As ProPublica reports, victims and witnesses of gun violence often struggle with Post Traumatic Stress Disorder, though most medical systems throughout the country are ill-equipped to treat civilian patients.
Researchers say that PTSD is twice as likely to develop in women, according to the story. In children, the disorder’s symptoms can be misdiagnosed as Attention Deficit Hyperactivity Disorder, or ADHD. Many who suffer PTSD’s symptoms also have been arrested or incarcerated for violent crimes.
In Atlanta, researchers interviewed 8,000 inner-city residents, mostly African-Americans. Half of those interviewed knew someone who had been murdered, according to the story, which was co-published with Essence magazine.
While doctors are increasingly aware of PTSD among civilians, few hospitals are treating it.
According to the story:
Hospital trauma centers often provide adequate care for physical wounds, but do almost nothing to help patients cope with the mental and emotional aftermath of trauma.
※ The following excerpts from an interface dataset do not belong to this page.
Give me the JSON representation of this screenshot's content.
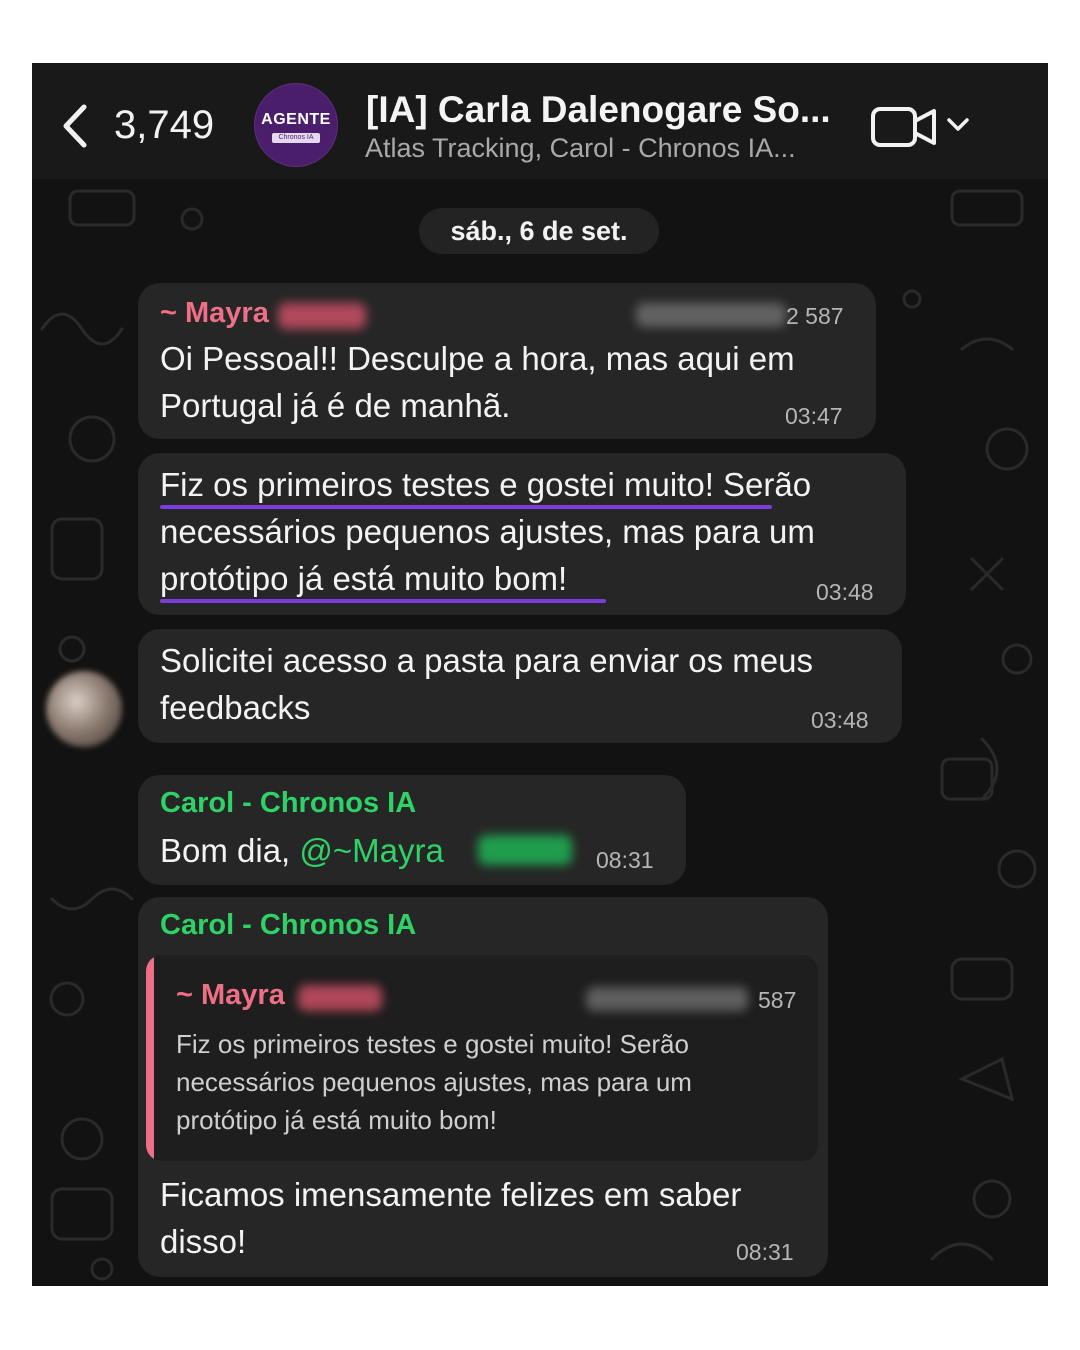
{
  "header": {
    "back_count": "3,749",
    "avatar": {
      "title": "AGENTE",
      "subtitle": "Chronos IA"
    },
    "title": "[IA] Carla Dalenogare So...",
    "subtitle": "Atlas Tracking, Carol - Chronos IA..."
  },
  "date_separator": "sáb., 6 de set.",
  "messages": [
    {
      "sender": "~ Mayra",
      "phone_suffix": "2 587",
      "text": "Oi Pessoal!! Desculpe a hora, mas aqui em Portugal já é de manhã.",
      "time": "03:47"
    },
    {
      "text": "Fiz os primeiros testes e gostei muito! Serão necessários pequenos ajustes, mas para um protótipo já está muito bom!",
      "time": "03:48"
    },
    {
      "text": "Solicitei acesso a pasta para enviar os meus feedbacks",
      "time": "03:48"
    },
    {
      "sender": "Carol - Chronos IA",
      "text": "Bom dia, ",
      "mention": "@~Mayra",
      "time": "08:31"
    },
    {
      "sender": "Carol - Chronos IA",
      "quote": {
        "sender": "~ Mayra",
        "phone_suffix": "587",
        "text": "Fiz os primeiros testes e gostei muito! Serão necessários pequenos ajustes, mas para um protótipo já está muito bom!"
      },
      "text": "Ficamos imensamente felizes em saber disso!",
      "time": "08:31"
    }
  ],
  "colors": {
    "mention_sender": "#ee6f86",
    "own_sender": "#2fd266",
    "underline": "#7d3cde",
    "bubble": "#262626",
    "background": "#121212"
  },
  "icons": [
    "chevron-left-icon",
    "video-camera-icon",
    "chevron-down-icon"
  ]
}
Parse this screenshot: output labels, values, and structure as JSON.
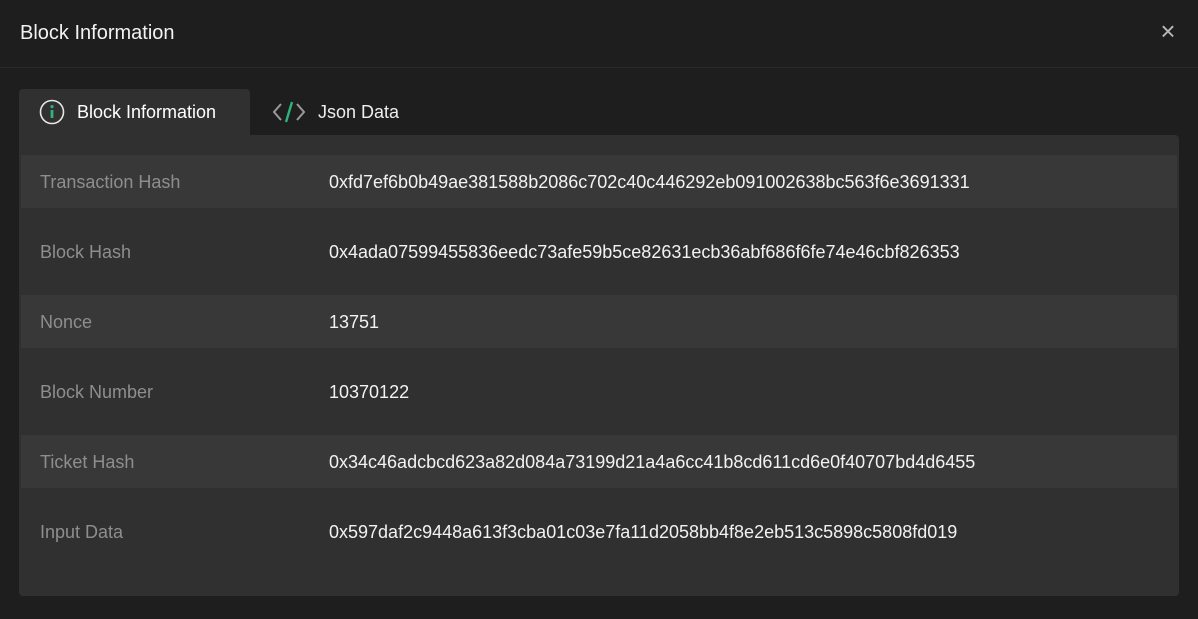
{
  "modal": {
    "title": "Block Information",
    "close_label": "×"
  },
  "tabs": [
    {
      "label": "Block Information",
      "icon": "info-circle-icon",
      "active": true
    },
    {
      "label": "Json Data",
      "icon": "code-icon",
      "active": false
    }
  ],
  "colors": {
    "accent_green": "#2fb37a",
    "background": "#1e1e1e",
    "panel": "#303030",
    "stripe": "#383838"
  },
  "fields": [
    {
      "label": "Transaction Hash",
      "value": "0xfd7ef6b0b49ae381588b2086c702c40c446292eb091002638bc563f6e3691331"
    },
    {
      "label": "Block Hash",
      "value": "0x4ada07599455836eedc73afe59b5ce82631ecb36abf686f6fe74e46cbf826353"
    },
    {
      "label": "Nonce",
      "value": "13751"
    },
    {
      "label": "Block Number",
      "value": "10370122"
    },
    {
      "label": "Ticket Hash",
      "value": "0x34c46adcbcd623a82d084a73199d21a4a6cc41b8cd611cd6e0f40707bd4d6455"
    },
    {
      "label": "Input Data",
      "value": "0x597daf2c9448a613f3cba01c03e7fa11d2058bb4f8e2eb513c5898c5808fd019"
    }
  ]
}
A 2014 ProPublica survey of 21 trauma centers in the nation’s most violent cities found that only three — New Orleans, Detroit and Richmond — routinely screened victims of violence for the disorder. Trauma surgeons said they were aware of the burden of post-traumatic stress on their patients, but it was hard to get hospitals to spend money on new programs or staff to deal with PTSD.
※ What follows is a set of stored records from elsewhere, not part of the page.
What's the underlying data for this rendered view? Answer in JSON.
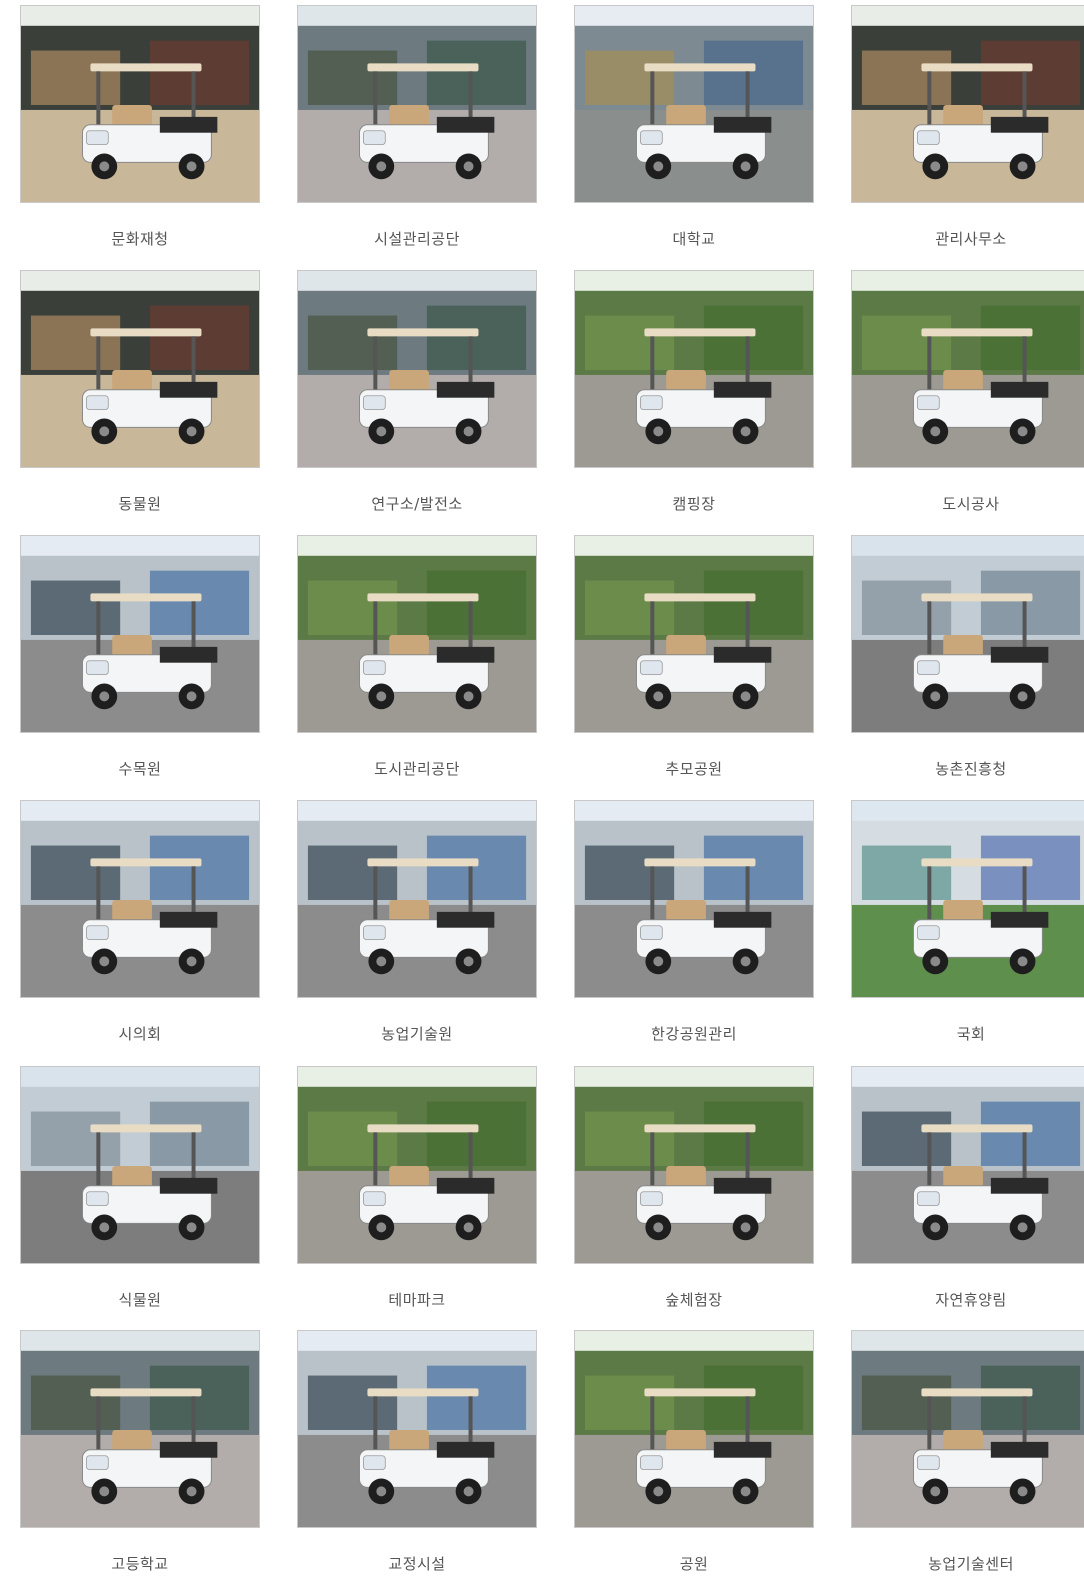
{
  "gallery": {
    "items": [
      {
        "caption": "문화재청",
        "scene": "palace"
      },
      {
        "caption": "시설관리공단",
        "scene": "street"
      },
      {
        "caption": "대학교",
        "scene": "campus"
      },
      {
        "caption": "관리사무소",
        "scene": "palace"
      },
      {
        "caption": "동물원",
        "scene": "palace"
      },
      {
        "caption": "연구소/발전소",
        "scene": "street"
      },
      {
        "caption": "캠핑장",
        "scene": "park"
      },
      {
        "caption": "도시공사",
        "scene": "park"
      },
      {
        "caption": "수목원",
        "scene": "building"
      },
      {
        "caption": "도시관리공단",
        "scene": "park"
      },
      {
        "caption": "추모공원",
        "scene": "park"
      },
      {
        "caption": "농촌진흥청",
        "scene": "greenhouse"
      },
      {
        "caption": "시의회",
        "scene": "building"
      },
      {
        "caption": "농업기술원",
        "scene": "building"
      },
      {
        "caption": "한강공원관리",
        "scene": "building"
      },
      {
        "caption": "국회",
        "scene": "assembly"
      },
      {
        "caption": "식물원",
        "scene": "greenhouse"
      },
      {
        "caption": "테마파크",
        "scene": "park"
      },
      {
        "caption": "숲체험장",
        "scene": "park"
      },
      {
        "caption": "자연휴양림",
        "scene": "building"
      },
      {
        "caption": "고등학교",
        "scene": "street"
      },
      {
        "caption": "교정시설",
        "scene": "building"
      },
      {
        "caption": "공원",
        "scene": "park"
      },
      {
        "caption": "농업기술센터",
        "scene": "street"
      }
    ]
  }
}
The ProPublica survey included Temple University Hospital in Philadelphia. At the time of the survey, no program existed, though one was being developed.
The city isn’t blind to the problem.
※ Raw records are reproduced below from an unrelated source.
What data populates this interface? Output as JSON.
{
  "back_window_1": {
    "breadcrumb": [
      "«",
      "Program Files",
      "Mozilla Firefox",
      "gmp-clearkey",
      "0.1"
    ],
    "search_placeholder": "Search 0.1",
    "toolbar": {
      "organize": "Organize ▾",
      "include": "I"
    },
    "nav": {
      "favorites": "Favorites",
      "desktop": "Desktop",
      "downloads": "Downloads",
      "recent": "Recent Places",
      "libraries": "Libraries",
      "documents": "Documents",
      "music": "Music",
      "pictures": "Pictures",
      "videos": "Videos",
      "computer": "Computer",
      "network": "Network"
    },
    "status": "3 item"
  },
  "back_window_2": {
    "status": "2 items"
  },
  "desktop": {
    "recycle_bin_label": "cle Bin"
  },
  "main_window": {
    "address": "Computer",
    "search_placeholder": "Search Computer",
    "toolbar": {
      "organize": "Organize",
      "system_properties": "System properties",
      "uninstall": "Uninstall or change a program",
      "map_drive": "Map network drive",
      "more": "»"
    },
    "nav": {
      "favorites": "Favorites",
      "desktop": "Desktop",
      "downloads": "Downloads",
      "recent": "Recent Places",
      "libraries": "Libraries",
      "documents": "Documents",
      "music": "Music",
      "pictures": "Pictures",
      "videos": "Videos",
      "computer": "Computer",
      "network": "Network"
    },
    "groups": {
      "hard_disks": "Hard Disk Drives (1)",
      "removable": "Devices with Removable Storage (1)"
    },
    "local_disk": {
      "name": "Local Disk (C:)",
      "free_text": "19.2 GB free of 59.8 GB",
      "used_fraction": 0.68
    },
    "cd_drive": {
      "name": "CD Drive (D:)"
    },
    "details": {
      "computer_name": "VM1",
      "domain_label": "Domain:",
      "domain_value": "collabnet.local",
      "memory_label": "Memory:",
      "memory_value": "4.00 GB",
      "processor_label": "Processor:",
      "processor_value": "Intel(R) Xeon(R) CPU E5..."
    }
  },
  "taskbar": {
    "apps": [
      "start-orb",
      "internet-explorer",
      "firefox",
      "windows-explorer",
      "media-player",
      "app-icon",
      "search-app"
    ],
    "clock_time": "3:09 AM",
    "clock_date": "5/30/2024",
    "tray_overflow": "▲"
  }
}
Arthur C. Evans Jr., commissioner of Philadelphia’s Department of Behavioral Health and Intellectual Disability Services, has stressed the importance of treating trauma from gun violence as a public health issue, the story said.
In that effort, the city has launched a website healthymindsphilly.org to allow citizens to anonymously screen for symptoms of PTSD. Over the past eight years, city officials have met with medical and mental-health professionals, teachers and police to raise awareness of PTSD.
“We have to stop telling our kids they just have to live with this, Evans said in the story.
Police have also been taught to interact with citizens without resorting to force.
According to the story:
Crisis intervention training helps officers discern between someone who is being obstinate and someone who “might have some other issues that are driving the behavior,” Evans says. The training also helps officers learn how to de-escalate a situation, rather than react with force.
The city also has provided training for therapists as well as faith leaders that citizens may turn to for help.
One difference between soldiers and civilians suffering from PTSD, however, is that many civilians continue to live near the site of their trauma.
The story follows Aireana, a mother in Oakland, Calif., who was shot while she was in her car with her children in the back seat. The scene of the shooting, the story said, is just blocks from where she witnessed her first drive-by shooting as a child.
“People in our community are constantly retraumatized,” Nicky MacCallum, a family therapist with Youth Alive! in Oakland, told ProPublica.
Reach Jeffrey Benzing at 412-315-0265 or at firstname.lastname@example.org.